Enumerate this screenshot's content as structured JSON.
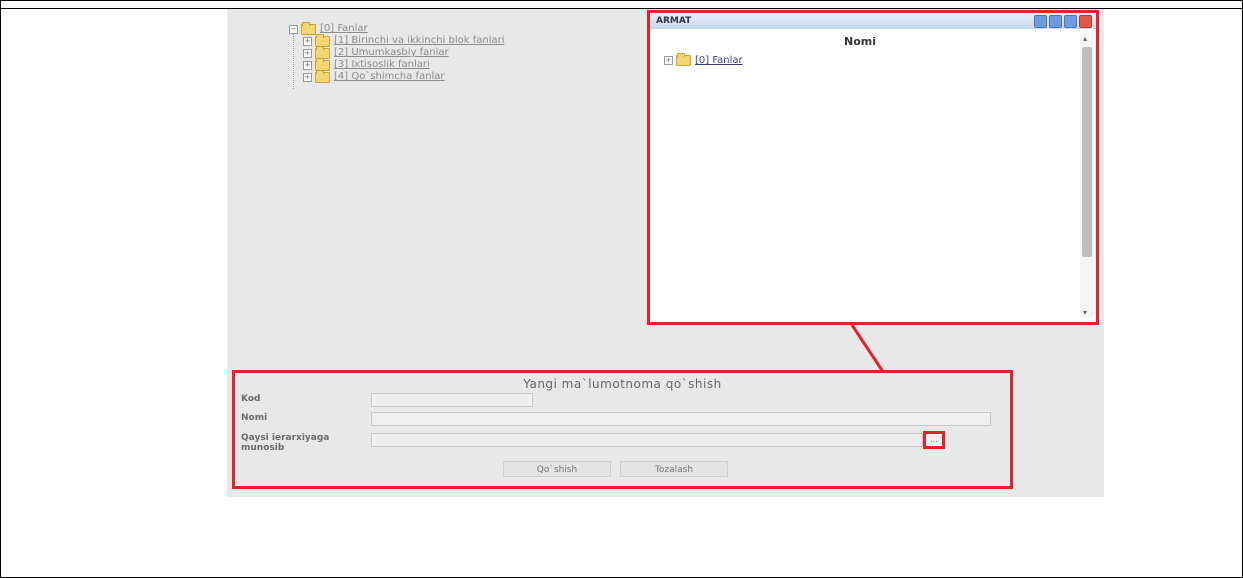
{
  "tree": {
    "root": "[0] Fanlar",
    "children": [
      "[1] Birinchi va ikkinchi blok fanlari",
      "[2] Umumkasbiy fanlar",
      "[3] Ixtisoslik fanlari",
      "[4] Qo`shimcha fanlar"
    ]
  },
  "popup": {
    "title": "ARMAT",
    "column_header": "Nomi",
    "root_item": "[0] Fanlar",
    "scroll_up": "▴",
    "scroll_down": "▾"
  },
  "form": {
    "title": "Yangi ma`lumotnoma qo`shish",
    "kod_label": "Kod",
    "nomi_label": "Nomi",
    "parent_label": "Qaysi ierarxiyaga munosib",
    "picker_label": "...",
    "add_button": "Qo`shish",
    "edit_button": "Tozalash"
  },
  "colors": {
    "highlight": "#e0232c",
    "panel_bg": "#e8e8e8"
  }
}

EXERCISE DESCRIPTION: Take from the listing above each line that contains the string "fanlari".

SOLUTION FOR THIS EXERCISE:
      "[1] Birinchi va ikkinchi blok fanlari",
      "[3] Ixtisoslik fanlari",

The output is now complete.